    My wife has taken it better than I imagined she ever would, and honestly, I think our marriage is better and stronger than it ever was. I guess we had to make it that way or we just wouldn’t last. She is definitely sad, as you are, but she is glad that I’m doing what I think is right, and she knows that I am still very committed to her and our kids. Without God and the church, my family is everything to me now. Maybe your husband feels the same way.

    It’s been interesting to read his blog. We are similar in many ways, but different in others. I have a great respect for religion and religious people. I study the sociology of religion. I also feel a need in my life for some sort of religious or spiritual influence, which is tricky since I’m agnostic. I have become involved with a Unitarian Universalist congregation and enjoy it very much. I am happy to be part of a religious community, and proud to be part of a liberal, loving, accepting, socially aware faith. I have a blog on which I explore religion, politics, sociology, etc.

    My 3-year-old asks why I don’t go to church with her and her mom. It makes me sad, but also happy that she sees me doing something that is hard and that I think is best for our family. I have talked to her about how important it is that everyone have the opportunity to choose their own beliefs, and that some people choose to not believe, and that some non-believers even choose to go to church (like some Unitarian Universalists). I think my daughter will be well-rounded, tolerant, and confident because of our dual influence.

    Thanks for sharing your story. I will continue to follow it.

  5. Lacey Says:

    Jon would like to go to Unitarian Church not far from us but it’s at the same time our church is and I’m not ready to give him up from sacrament yet. Partially because there are days Lilah does not want to go to church, more that she wants to stay home and play, so I want Jon to help me with this for a while longer. It makes life at church a little easier to have him. Less people wondering what’s going on with him is always better for me and there’s always someone to take the girls out or get me props for my class if I forget.

  6. Carla Says:

    Hi there!

    I don’t know you, your husband commented on my husband’s blog, and voila! I found both your blogs!

    Thank you so much for posting this, it was truly moving for me.

    I just read your post about your husband first telling you that he was leaving and this one, and I have to say it sounds very similar to my experience with my husband, even though the circumstances were actually pretty different.
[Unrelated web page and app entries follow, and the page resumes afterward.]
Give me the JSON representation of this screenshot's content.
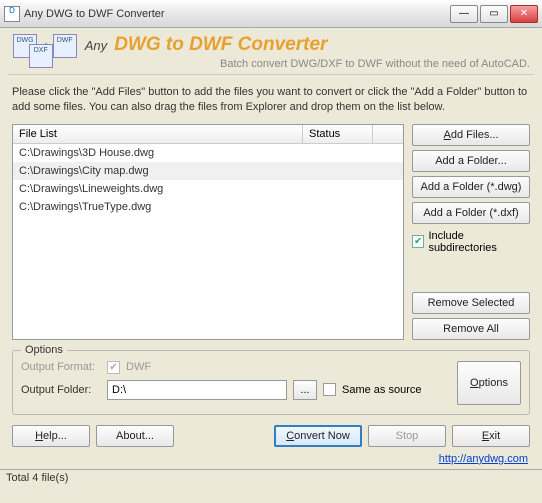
{
  "window": {
    "title": "Any DWG to DWF Converter"
  },
  "header": {
    "any": "Any",
    "title": "DWG to DWF Converter",
    "subtitle": "Batch convert DWG/DXF to DWF without the need of AutoCAD."
  },
  "intro": "Please click the \"Add Files\" button to add the files you want to convert or click the \"Add a Folder\" button to add some files. You can also drag the files from Explorer and drop them on the list below.",
  "list": {
    "headers": {
      "file": "File List",
      "status": "Status"
    },
    "rows": [
      "C:\\Drawings\\3D House.dwg",
      "C:\\Drawings\\City map.dwg",
      "C:\\Drawings\\Lineweights.dwg",
      "C:\\Drawings\\TrueType.dwg"
    ]
  },
  "side": {
    "add_files": "Add Files...",
    "add_folder": "Add a Folder...",
    "add_folder_dwg": "Add a Folder (*.dwg)",
    "add_folder_dxf": "Add a Folder (*.dxf)",
    "include_sub": "Include subdirectories",
    "remove_selected": "Remove Selected",
    "remove_all": "Remove All"
  },
  "options": {
    "legend": "Options",
    "output_format_lbl": "Output Format:",
    "dwf_lbl": "DWF",
    "output_folder_lbl": "Output Folder:",
    "output_folder_val": "D:\\",
    "same_as_source": "Same as source",
    "browse": "...",
    "options_btn": "Options"
  },
  "bottom": {
    "help": "Help...",
    "about": "About...",
    "convert": "Convert Now",
    "stop": "Stop",
    "exit": "Exit"
  },
  "link": "http://anydwg.com",
  "status": "Total 4 file(s)"
}
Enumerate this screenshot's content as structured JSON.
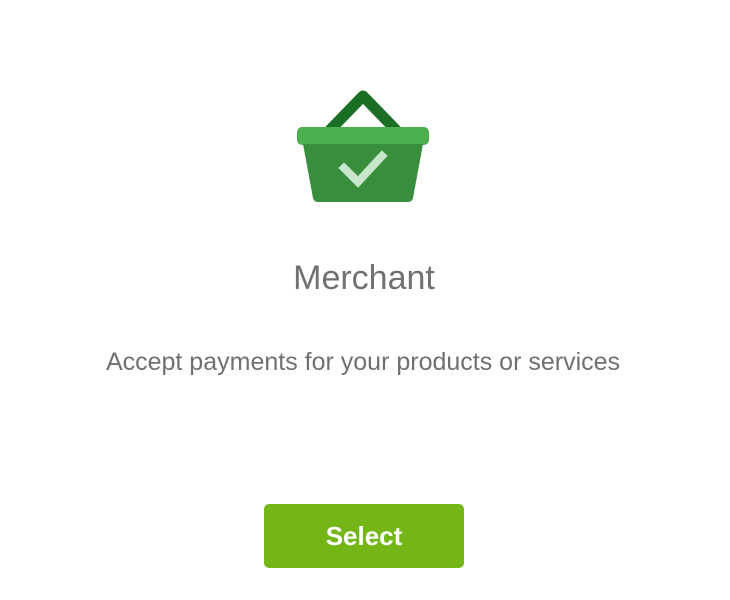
{
  "icon": {
    "name": "shopping-basket-check-icon",
    "colors": {
      "handle": "#1b6f25",
      "rim": "#4caf50",
      "body": "#388e3c",
      "check": "#c8e6c9"
    }
  },
  "card": {
    "title": "Merchant",
    "description": "Accept payments for your products or services",
    "select_label": "Select"
  },
  "colors": {
    "text": "#707070",
    "button": "#74b616",
    "button_text": "#ffffff"
  }
}
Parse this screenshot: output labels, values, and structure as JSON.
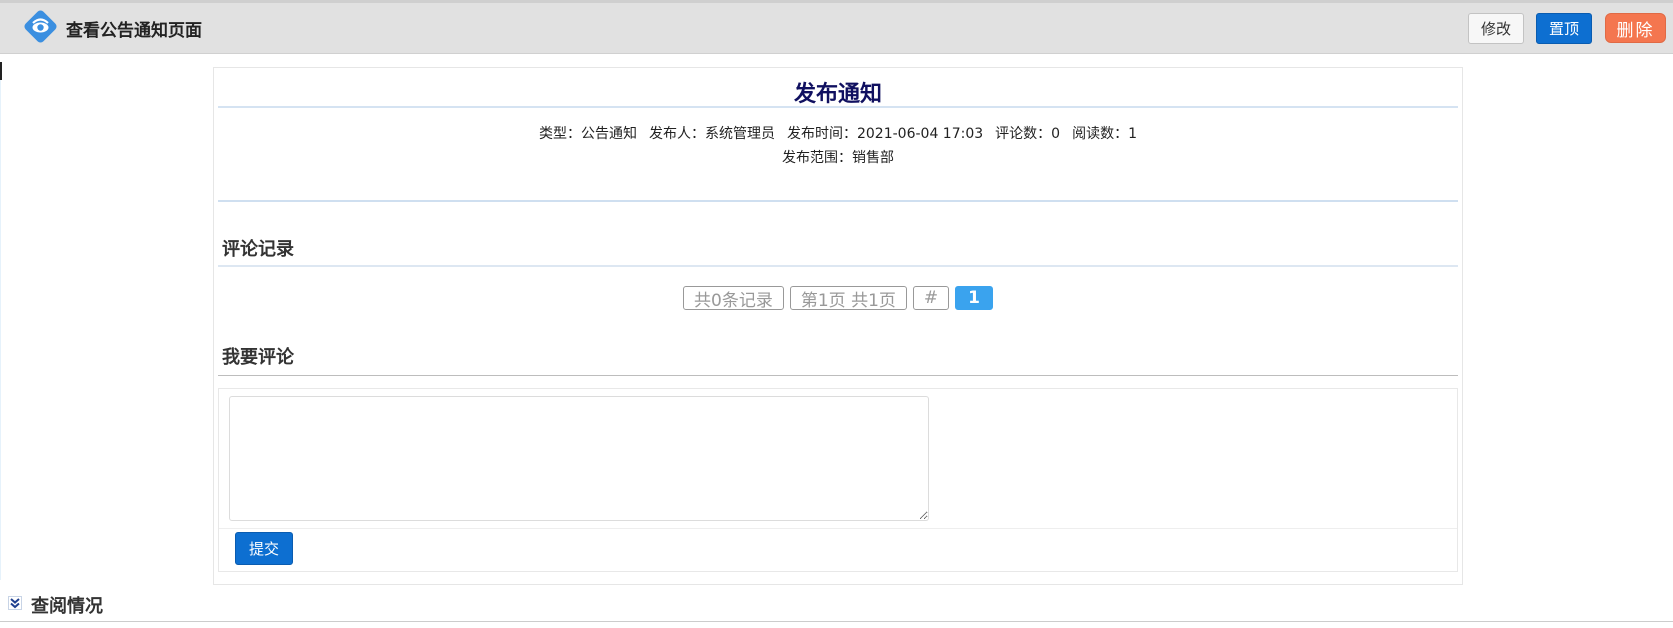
{
  "header": {
    "title": "查看公告通知页面",
    "edit_label": "修改",
    "pin_label": "置顶",
    "delete_label": "删除"
  },
  "notice": {
    "title": "发布通知",
    "type": "类型：公告通知",
    "publisher": "发布人：系统管理员",
    "publish_time": "发布时间：2021-06-04 17:03",
    "comment_count": "评论数：0",
    "read_count": "阅读数：1",
    "scope": "发布范围：销售部"
  },
  "comments": {
    "section_title": "评论记录",
    "pager": {
      "total": "共0条记录",
      "page_info": "第1页 共1页",
      "hash": "#",
      "current": "1"
    }
  },
  "comment_form": {
    "section_title": "我要评论",
    "textarea_value": "",
    "submit_label": "提交"
  },
  "read_status": {
    "section_title": "查阅情况"
  },
  "colors": {
    "primary": "#0d6fd1",
    "danger": "#f4764f",
    "pager_active": "#3aa3ee",
    "title_color": "#101060"
  }
}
    First, I’m Catholic and Joe was raised Mormon. He quit being Mormon several years ago, but only a year ago sent in his letter resigning from the church. Anyway, I always thought that eventually I would convert him. He seemed to agree with me when we would talk about what Catholicism teaches and stuff, and he went to Mass with me every weekend and all that. I wanted a “real” Catholic wedding (I wanted us both to receive Communion). So when it got down to a year before the wedding date (you can only be baptized as an adult once a year, at Easter), I started really pushing for Joe to “admit” that he was going to become Catholic. He wasn’t. He in fact was saying that he didn’t even know if he believed in God or Jesus at all. I was devastated.

    But over time, I accepted that Joe was not going to convert, and that it didn’t mean he’s not my soul mate anymore. It didn’t mean we’d have a crappy marriage. It didn’t mean we didn’t really love each other.

    In the end, my growing understanding of feminism and LGBTQ issues, as well as the history of Christianity and the Bible led me to be really disillusioned with the Catholic Church anyway. I realized that if I’d had a “faithful Catholic” husband, I never would have challenged all the things I had been taught which I later found to be historically or scientifically proven false, or just plain prejudiced nonsense. My “unbelieving” husband forced me to think for myself and question all the things I had always taken for granted. And his constant support was the impetus for me to speak my mind on what I thought, not what anyone else (including him) wanted me to think.

    I am so grateful to have a heathen for a husband. 😀 hehe